Task directions: Write out the full listing exactly.

-----

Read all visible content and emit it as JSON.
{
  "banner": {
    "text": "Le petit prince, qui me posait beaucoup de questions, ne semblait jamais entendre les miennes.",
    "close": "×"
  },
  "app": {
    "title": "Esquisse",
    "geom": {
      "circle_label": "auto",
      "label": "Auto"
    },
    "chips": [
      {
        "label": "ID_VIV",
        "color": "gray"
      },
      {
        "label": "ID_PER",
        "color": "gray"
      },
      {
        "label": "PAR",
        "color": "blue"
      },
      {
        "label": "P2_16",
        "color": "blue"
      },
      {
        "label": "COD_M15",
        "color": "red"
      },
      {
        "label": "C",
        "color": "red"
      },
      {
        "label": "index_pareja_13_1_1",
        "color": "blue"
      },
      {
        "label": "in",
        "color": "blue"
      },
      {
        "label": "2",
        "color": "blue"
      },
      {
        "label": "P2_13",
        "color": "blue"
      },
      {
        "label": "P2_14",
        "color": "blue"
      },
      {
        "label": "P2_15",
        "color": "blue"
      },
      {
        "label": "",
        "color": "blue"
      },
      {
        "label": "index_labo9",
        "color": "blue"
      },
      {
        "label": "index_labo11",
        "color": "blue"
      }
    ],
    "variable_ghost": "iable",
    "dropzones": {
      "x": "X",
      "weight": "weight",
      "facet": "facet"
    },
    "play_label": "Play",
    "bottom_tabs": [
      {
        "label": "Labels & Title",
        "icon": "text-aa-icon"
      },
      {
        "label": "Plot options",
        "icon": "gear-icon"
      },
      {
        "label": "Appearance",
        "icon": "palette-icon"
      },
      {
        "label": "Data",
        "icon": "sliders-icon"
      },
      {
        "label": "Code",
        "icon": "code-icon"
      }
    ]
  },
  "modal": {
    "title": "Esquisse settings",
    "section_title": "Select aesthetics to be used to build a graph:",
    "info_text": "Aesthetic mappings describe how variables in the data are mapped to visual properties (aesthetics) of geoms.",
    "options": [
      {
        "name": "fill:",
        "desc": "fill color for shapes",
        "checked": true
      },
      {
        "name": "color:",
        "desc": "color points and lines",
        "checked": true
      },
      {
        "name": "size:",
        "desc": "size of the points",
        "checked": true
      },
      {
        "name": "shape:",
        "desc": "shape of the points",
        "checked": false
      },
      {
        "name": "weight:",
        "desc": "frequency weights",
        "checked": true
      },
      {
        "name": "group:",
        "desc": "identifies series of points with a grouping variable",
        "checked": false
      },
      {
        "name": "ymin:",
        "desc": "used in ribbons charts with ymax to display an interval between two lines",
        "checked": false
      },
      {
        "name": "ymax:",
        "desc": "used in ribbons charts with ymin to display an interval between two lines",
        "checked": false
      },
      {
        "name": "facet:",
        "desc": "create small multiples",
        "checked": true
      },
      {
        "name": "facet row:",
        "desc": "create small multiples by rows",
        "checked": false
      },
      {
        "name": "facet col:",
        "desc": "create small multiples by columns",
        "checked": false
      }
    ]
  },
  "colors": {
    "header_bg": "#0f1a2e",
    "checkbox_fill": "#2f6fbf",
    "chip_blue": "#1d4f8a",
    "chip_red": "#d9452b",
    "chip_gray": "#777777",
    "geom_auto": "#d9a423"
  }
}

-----

Answer to this task:
Read all visible content and emit it as JSON.
{
  "banner": {
    "text": "Le petit prince, qui me posait beaucoup de questions, ne semblait jamais entendre les miennes.",
    "close": "×"
  },
  "app": {
    "title": "Esquisse",
    "geom": {
      "circle_label": "auto",
      "label": "Auto"
    },
    "chips": [
      {
        "label": "ID_VIV",
        "color": "gray"
      },
      {
        "label": "ID_PER",
        "color": "gray"
      },
      {
        "label": "PAR",
        "color": "blue"
      },
      {
        "label": "P2_16",
        "color": "blue"
      },
      {
        "label": "COD_M15",
        "color": "red"
      },
      {
        "label": "C",
        "color": "red"
      },
      {
        "label": "index_pareja_13_1_1",
        "color": "blue"
      },
      {
        "label": "in",
        "color": "blue"
      },
      {
        "label": "2",
        "color": "blue"
      },
      {
        "label": "P2_13",
        "color": "blue"
      },
      {
        "label": "P2_14",
        "color": "blue"
      },
      {
        "label": "P2_15",
        "color": "blue"
      },
      {
        "label": "",
        "color": "blue"
      },
      {
        "label": "index_labo9",
        "color": "blue"
      },
      {
        "label": "index_labo11",
        "color": "blue"
      }
    ],
    "variable_ghost": "iable",
    "dropzones": {
      "x": "X",
      "weight": "weight",
      "facet": "facet"
    },
    "play_label": "Play",
    "bottom_tabs": [
      {
        "label": "Labels & Title",
        "icon": "text-aa-icon"
      },
      {
        "label": "Plot options",
        "icon": "gear-icon"
      },
      {
        "label": "Appearance",
        "icon": "palette-icon"
      },
      {
        "label": "Data",
        "icon": "sliders-icon"
      },
      {
        "label": "Code",
        "icon": "code-icon"
      }
    ]
  },
  "modal": {
    "title": "Esquisse settings",
    "section_title": "Select aesthetics to be used to build a graph:",
    "info_text": "Aesthetic mappings describe how variables in the data are mapped to visual properties (aesthetics) of geoms.",
    "options": [
      {
        "name": "fill:",
        "desc": "fill color for shapes",
        "checked": true
      },
      {
        "name": "color:",
        "desc": "color points and lines",
        "checked": true
      },
      {
        "name": "size:",
        "desc": "size of the points",
        "checked": true
      },
      {
        "name": "shape:",
        "desc": "shape of the points",
        "checked": false
      },
      {
        "name": "weight:",
        "desc": "frequency weights",
        "checked": true
      },
      {
        "name": "group:",
        "desc": "identifies series of points with a grouping variable",
        "checked": false
      },
      {
        "name": "ymin:",
        "desc": "used in ribbons charts with ymax to display an interval between two lines",
        "checked": false
      },
      {
        "name": "ymax:",
        "desc": "used in ribbons charts with ymin to display an interval between two lines",
        "checked": false
      },
      {
        "name": "facet:",
        "desc": "create small multiples",
        "checked": true
      },
      {
        "name": "facet row:",
        "desc": "create small multiples by rows",
        "checked": false
      },
      {
        "name": "facet col:",
        "desc": "create small multiples by columns",
        "checked": false
      }
    ]
  },
  "colors": {
    "header_bg": "#0f1a2e",
    "checkbox_fill": "#2f6fbf",
    "chip_blue": "#1d4f8a",
    "chip_red": "#d9452b",
    "chip_gray": "#777777",
    "geom_auto": "#d9a423"
  }
}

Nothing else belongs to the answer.